Michela is ready to give up everything to possess "the everything that is God" as she enters the cloister.
This past June 28, 30-year-old Michela Parabita joined the Poor Clare Sisters in the southern Italian town of Manduria. She made her vows of poverty, chastity, and obedience in the public square, formalizing her request for her first religious profession of temporary vows in the presence of the faithful of the town and the bishop of Oria (of which Manduria is part), Bishop Vincenzo Pisanelli.
For Parabita, a native of nearby Crispiano who used to work as a nurse, the choice to become a cloistered nun is a radical vocation, a life consecrated to silence and solitude, shared by other Mandurian Poor Clares, of which about 15 were present at the Concelebration.
Michela is ready to give up everything to possess “the ‘everything’ that is God,” said Bishop Pisanelli. “Cloistered life means cutting off what is not allowed, what is not love. And she, the new nun, was called by God to speak to mankind and to convert hearts,” reported La Voce della Manduria, June 30.

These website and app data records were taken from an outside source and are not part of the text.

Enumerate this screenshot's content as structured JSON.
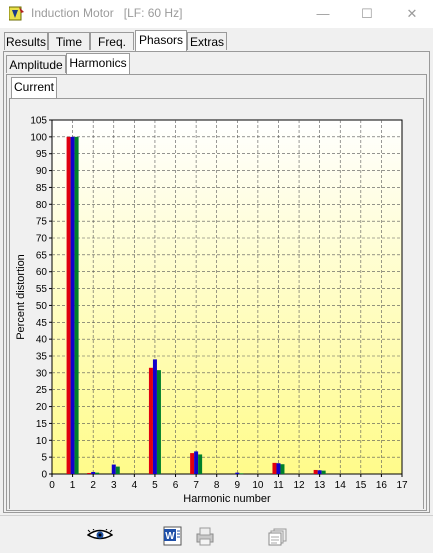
{
  "window": {
    "title": "Induction Motor",
    "subtitle": "[LF: 60 Hz]",
    "minimize_glyph": "—",
    "maximize_glyph": "☐",
    "close_glyph": "✕"
  },
  "main_tabs": [
    {
      "label": "Results",
      "selected": false
    },
    {
      "label": "Time",
      "selected": false
    },
    {
      "label": "Freq.",
      "selected": false
    },
    {
      "label": "Phasors",
      "selected": true
    },
    {
      "label": "Extras",
      "selected": false
    }
  ],
  "sub_tabs": [
    {
      "label": "Amplitude",
      "selected": false
    },
    {
      "label": "Harmonics",
      "selected": true
    }
  ],
  "quantity_tabs": [
    {
      "label": "Current",
      "selected": true
    }
  ],
  "chart_data": {
    "type": "bar",
    "xlabel": "Harmonic number",
    "ylabel": "Percent distortion",
    "xlim": [
      0,
      17
    ],
    "ylim": [
      0,
      105
    ],
    "xticks": [
      0,
      1,
      2,
      3,
      4,
      5,
      6,
      7,
      8,
      9,
      10,
      11,
      12,
      13,
      14,
      15,
      16,
      17
    ],
    "yticks": [
      0,
      5,
      10,
      15,
      20,
      25,
      30,
      35,
      40,
      45,
      50,
      55,
      60,
      65,
      70,
      75,
      80,
      85,
      90,
      95,
      100,
      105
    ],
    "grid": true,
    "background": "yellow-gradient",
    "categories": [
      1,
      2,
      3,
      5,
      7,
      9,
      11,
      13
    ],
    "series": [
      {
        "color": "#e0000f",
        "values": [
          100,
          0.3,
          0,
          31.5,
          6.2,
          0,
          3.3,
          1.2
        ]
      },
      {
        "color": "#1100cc",
        "values": [
          100,
          0.6,
          2.8,
          34.0,
          6.7,
          0.4,
          3.2,
          1.1
        ]
      },
      {
        "color": "#00802b",
        "values": [
          100,
          0.4,
          2.2,
          30.8,
          5.8,
          0.2,
          2.9,
          1.0
        ]
      }
    ]
  },
  "toolbar": {
    "icons": [
      "eye-icon",
      "word-export-icon",
      "print-icon",
      "copy-pages-icon"
    ]
  },
  "colors": {
    "plot_top": "#ffffff",
    "plot_bottom": "#fffb8a",
    "grid": "#555555"
  }
}
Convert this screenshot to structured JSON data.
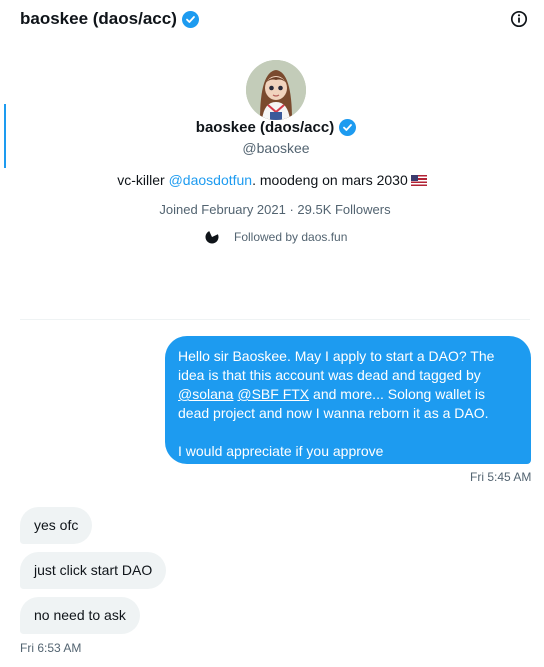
{
  "header": {
    "title": "baoskee (daos/acc)",
    "verified_icon": "verified-badge-icon",
    "info_icon": "info-icon"
  },
  "profile": {
    "name": "baoskee (daos/acc)",
    "handle": "@baoskee",
    "bio_prefix": "vc-killer ",
    "bio_mention": "@daosdotfun",
    "bio_suffix": ". moodeng on mars 2030",
    "bio_flag_icon": "us-flag-icon",
    "meta": "Joined February 2021 · 29.5K Followers",
    "followed_by": "Followed by daos.fun",
    "avatar_icon": "avatar-image",
    "accent_color": "#1d9bf0"
  },
  "conversation": {
    "outgoing": {
      "line1": "Hello sir Baoskee. May I apply to start a DAO? The idea is that this account was dead and tagged by ",
      "mention1": "@solana",
      "mention2": "@SBF FTX",
      "line2": " and more... Solong wallet is dead project and now I wanna reborn it as a DAO.",
      "paragraph2": "I would appreciate if you approve",
      "time": "Fri 5:45 AM"
    },
    "incoming": [
      {
        "text": "yes ofc"
      },
      {
        "text": "just click start DAO"
      },
      {
        "text": "no need to ask"
      }
    ],
    "incoming_time": "Fri 6:53 AM"
  }
}
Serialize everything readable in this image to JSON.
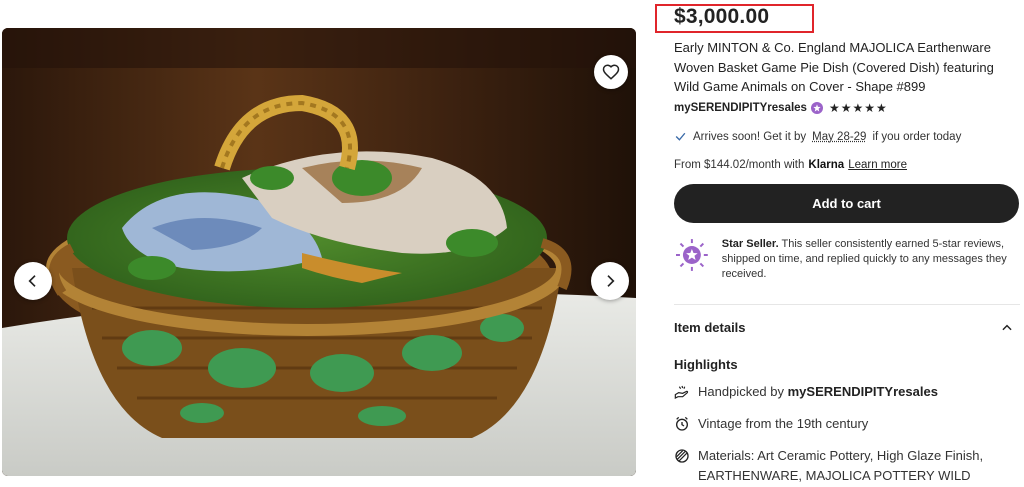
{
  "listing": {
    "price": "$3,000.00",
    "title": "Early MINTON & Co. England MAJOLICA Earthenware Woven Basket Game Pie Dish (Covered Dish) featuring Wild Game Animals on Cover - Shape #899",
    "shop_name": "mySERENDIPITYresales",
    "rating_stars": "★★★★★",
    "rating": 5
  },
  "delivery": {
    "prefix": "Arrives soon! Get it by",
    "dates": "May 28-29",
    "suffix": "if you order today"
  },
  "financing": {
    "prefix": "From $144.02/month with",
    "provider": "Klarna",
    "link": "Learn more"
  },
  "cart": {
    "label": "Add to cart"
  },
  "star_seller": {
    "title": "Star Seller.",
    "text": "This seller consistently earned 5-star reviews, shipped on time, and replied quickly to any messages they received."
  },
  "item_details": {
    "heading": "Item details"
  },
  "highlights": {
    "heading": "Highlights",
    "handpicked_prefix": "Handpicked by",
    "handpicked_shop": "mySERENDIPITYresales",
    "vintage": "Vintage from the 19th century",
    "materials": "Materials: Art Ceramic Pottery, High Glaze Finish, EARTHENWARE, MAJOLICA POTTERY WILD"
  },
  "colors": {
    "price_highlight": "#e0252b",
    "cart_button": "#222222",
    "star_seller_badge": "#9b63c9",
    "check": "#2e7d32"
  },
  "icons": {
    "favorite": "heart-icon",
    "previous": "chevron-left-icon",
    "next": "chevron-right-icon",
    "verified": "star-badge-icon",
    "check": "checkmark-icon",
    "star_seller": "star-seller-badge-icon",
    "collapse": "chevron-up-icon",
    "handpicked": "hand-icon",
    "vintage": "clock-icon",
    "materials": "materials-icon"
  }
}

“Without forgetting oneself”
Sister Michela says she chose to enter this community “because I felt at home.” “I had everything,” she adds to La Voce della Manduria, “and yet something was missing to give fulfillment to my life.” For her, the cloister is an answer, an assurance, a gift: it means “giving oneself entirely to God and to others,” she continued, “without forgetting oneself.”
“Yes, I am afraid.”
For Michela Parabita, the choice to become a cloistered nun was an uphill process, requiring time to understand its meaning, and the meaning of her life, although she still experiences some insecurity: “Yes I am afraid, but I also have a lot of trust in God above all, and in mankind.” And she bravely admits her family’s point of view: “They don’t agree much (with my decision), but when you love a person you try to accept everything.”